_PROVIDED MATERIAL_.
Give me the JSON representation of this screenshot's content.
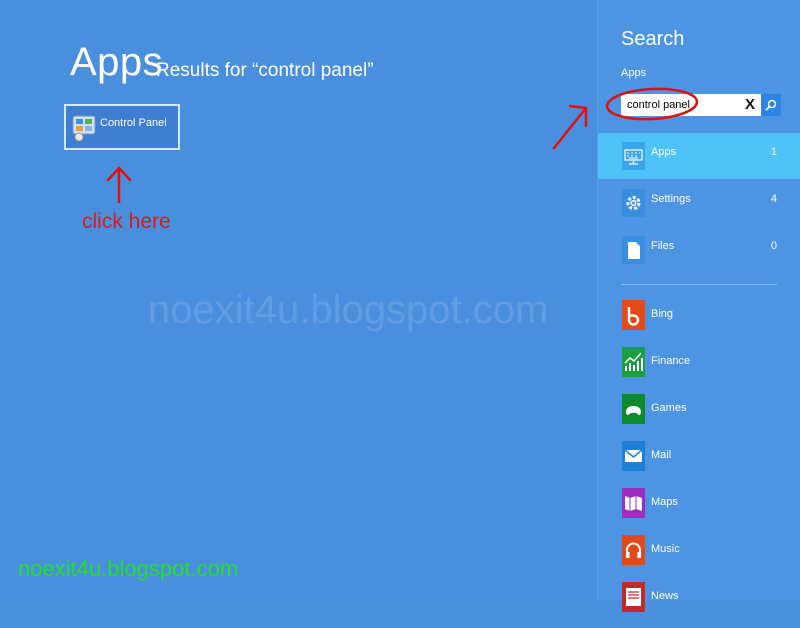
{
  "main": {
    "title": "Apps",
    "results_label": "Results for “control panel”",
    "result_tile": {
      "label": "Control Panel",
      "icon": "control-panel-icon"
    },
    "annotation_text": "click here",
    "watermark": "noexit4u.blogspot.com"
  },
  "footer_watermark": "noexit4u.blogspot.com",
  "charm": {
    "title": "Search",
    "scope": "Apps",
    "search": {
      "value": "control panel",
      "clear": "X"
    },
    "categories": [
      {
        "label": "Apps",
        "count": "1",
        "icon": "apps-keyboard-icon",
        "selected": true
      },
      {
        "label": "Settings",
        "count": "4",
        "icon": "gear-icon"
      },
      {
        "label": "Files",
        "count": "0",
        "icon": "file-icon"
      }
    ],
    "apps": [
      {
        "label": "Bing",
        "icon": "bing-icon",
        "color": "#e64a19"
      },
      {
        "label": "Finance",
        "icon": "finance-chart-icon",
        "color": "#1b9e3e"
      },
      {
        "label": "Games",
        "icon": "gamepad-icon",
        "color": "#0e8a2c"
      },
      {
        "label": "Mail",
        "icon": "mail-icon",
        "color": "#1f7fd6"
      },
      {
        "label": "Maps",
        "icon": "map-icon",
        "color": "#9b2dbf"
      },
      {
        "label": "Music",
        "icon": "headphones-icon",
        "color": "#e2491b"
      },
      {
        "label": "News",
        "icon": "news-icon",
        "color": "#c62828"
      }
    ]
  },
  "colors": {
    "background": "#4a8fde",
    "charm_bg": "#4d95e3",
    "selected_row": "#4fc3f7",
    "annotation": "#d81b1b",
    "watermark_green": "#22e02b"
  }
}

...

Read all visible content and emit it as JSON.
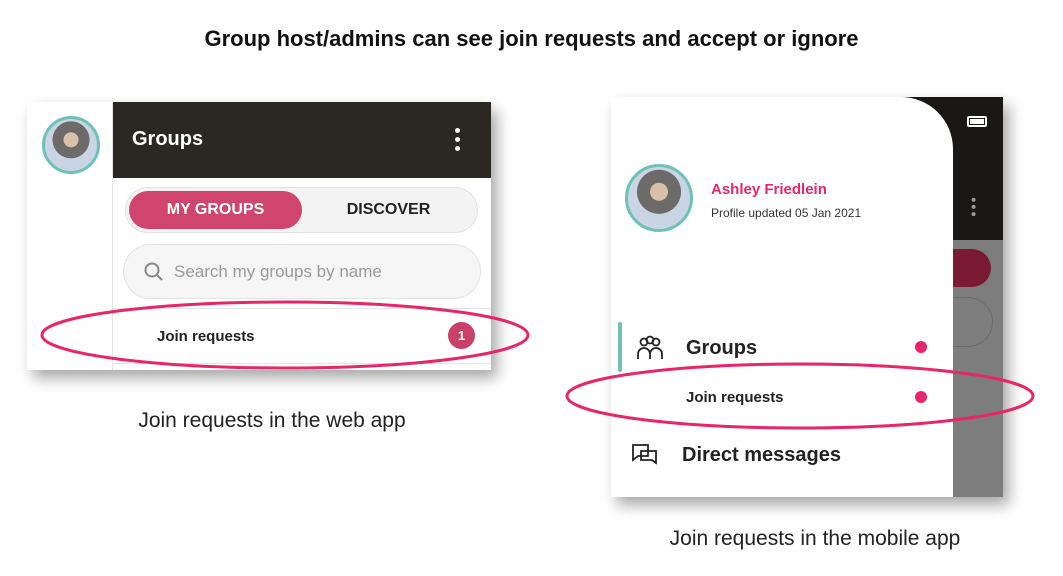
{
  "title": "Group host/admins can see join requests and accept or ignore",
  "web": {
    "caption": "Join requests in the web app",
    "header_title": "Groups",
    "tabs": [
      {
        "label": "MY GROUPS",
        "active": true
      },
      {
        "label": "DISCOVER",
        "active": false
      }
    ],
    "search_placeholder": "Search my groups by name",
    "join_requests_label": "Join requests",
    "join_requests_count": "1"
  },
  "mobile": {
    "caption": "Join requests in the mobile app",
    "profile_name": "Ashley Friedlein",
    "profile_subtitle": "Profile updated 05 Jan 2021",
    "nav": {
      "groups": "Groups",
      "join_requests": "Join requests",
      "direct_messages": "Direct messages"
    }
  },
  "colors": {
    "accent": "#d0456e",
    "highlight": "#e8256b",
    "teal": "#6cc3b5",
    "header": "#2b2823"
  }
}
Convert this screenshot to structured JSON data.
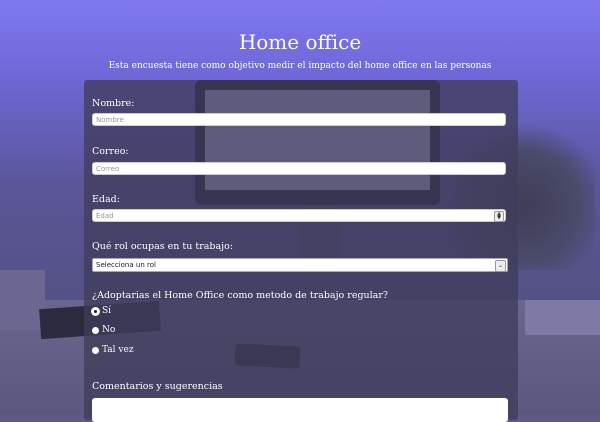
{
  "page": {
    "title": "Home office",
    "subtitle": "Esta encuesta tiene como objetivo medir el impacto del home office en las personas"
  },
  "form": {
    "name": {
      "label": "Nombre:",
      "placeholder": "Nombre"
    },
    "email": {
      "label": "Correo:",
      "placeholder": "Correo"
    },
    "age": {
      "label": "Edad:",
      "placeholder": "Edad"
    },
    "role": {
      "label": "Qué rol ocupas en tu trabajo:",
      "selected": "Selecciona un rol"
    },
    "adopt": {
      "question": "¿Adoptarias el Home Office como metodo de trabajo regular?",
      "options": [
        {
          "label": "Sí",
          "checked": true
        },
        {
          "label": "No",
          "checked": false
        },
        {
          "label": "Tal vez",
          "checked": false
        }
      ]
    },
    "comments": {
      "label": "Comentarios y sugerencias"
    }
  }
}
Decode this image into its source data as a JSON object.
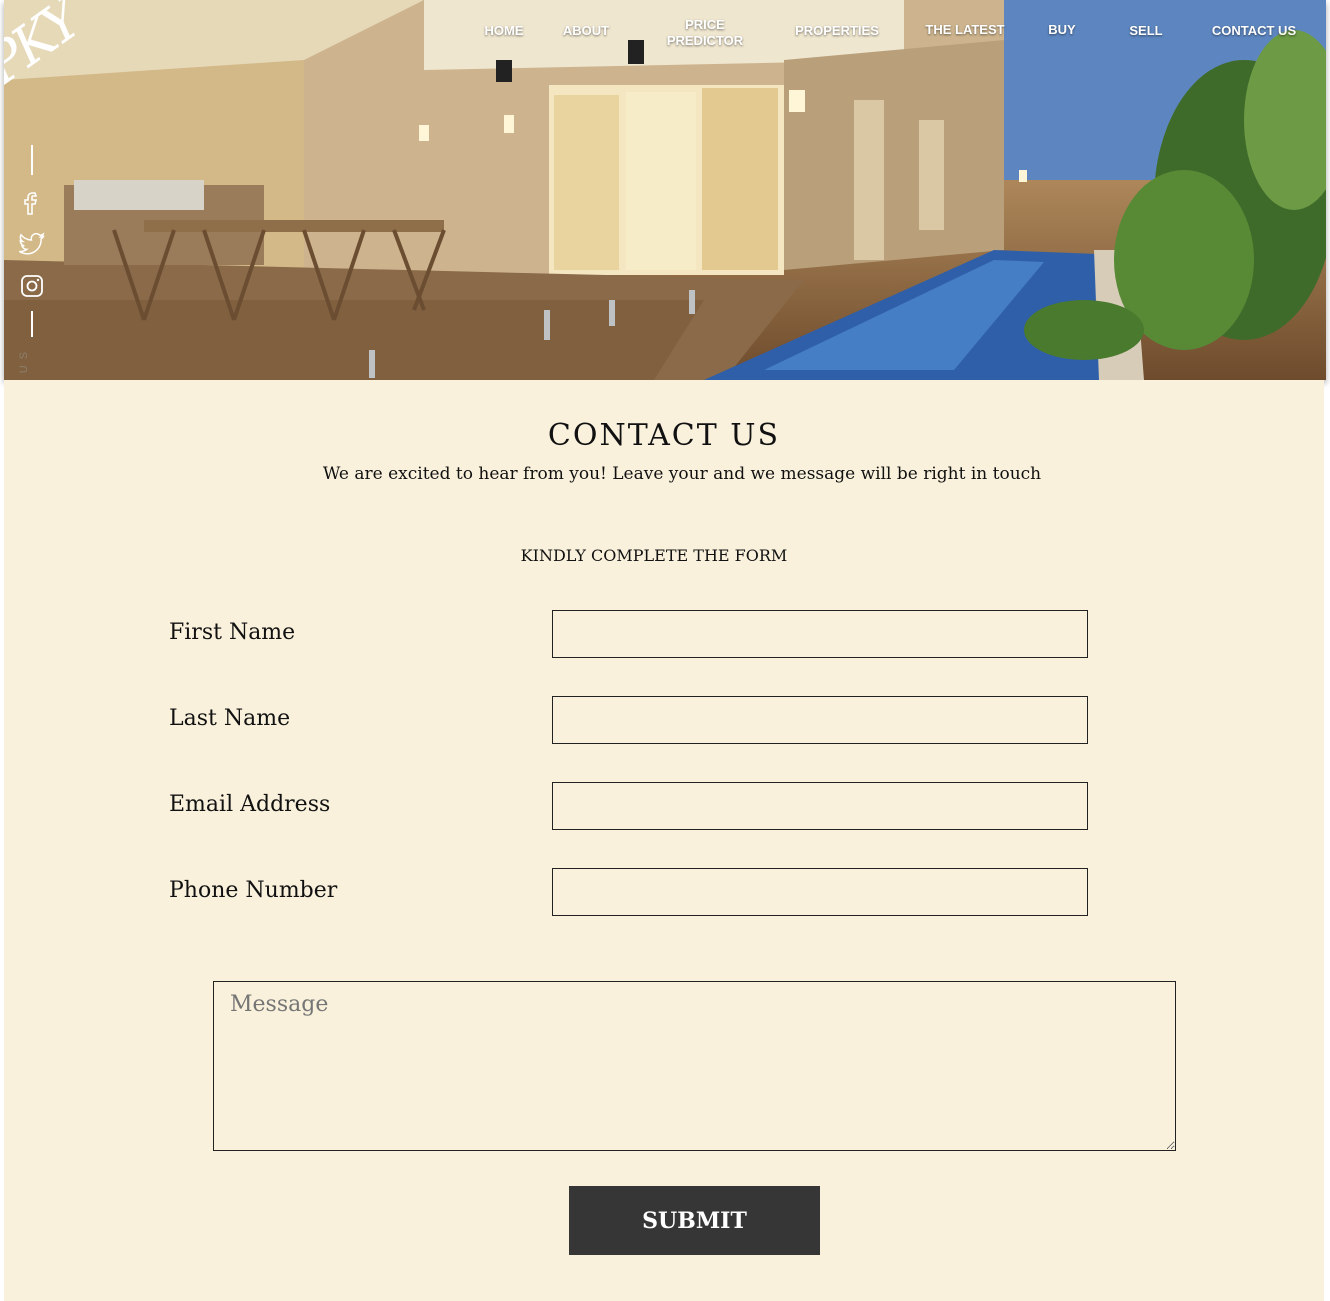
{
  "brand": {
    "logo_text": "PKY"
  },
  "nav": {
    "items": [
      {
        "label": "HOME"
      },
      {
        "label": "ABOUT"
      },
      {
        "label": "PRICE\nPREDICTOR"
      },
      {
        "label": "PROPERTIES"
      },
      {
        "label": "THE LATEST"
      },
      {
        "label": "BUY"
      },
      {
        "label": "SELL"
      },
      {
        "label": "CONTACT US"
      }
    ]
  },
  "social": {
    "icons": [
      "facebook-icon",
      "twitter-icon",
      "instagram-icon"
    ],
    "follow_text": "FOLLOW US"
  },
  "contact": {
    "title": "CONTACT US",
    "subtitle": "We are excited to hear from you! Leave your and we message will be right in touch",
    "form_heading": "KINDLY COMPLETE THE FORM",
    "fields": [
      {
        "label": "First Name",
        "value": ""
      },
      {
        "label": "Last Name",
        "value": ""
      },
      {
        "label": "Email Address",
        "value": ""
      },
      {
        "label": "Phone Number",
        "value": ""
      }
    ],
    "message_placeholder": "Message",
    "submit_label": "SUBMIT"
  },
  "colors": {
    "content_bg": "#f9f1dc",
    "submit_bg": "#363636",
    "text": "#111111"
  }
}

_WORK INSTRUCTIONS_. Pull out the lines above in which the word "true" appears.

_RESPONSE_.
        "selected": true
        "active": true
          "checked": true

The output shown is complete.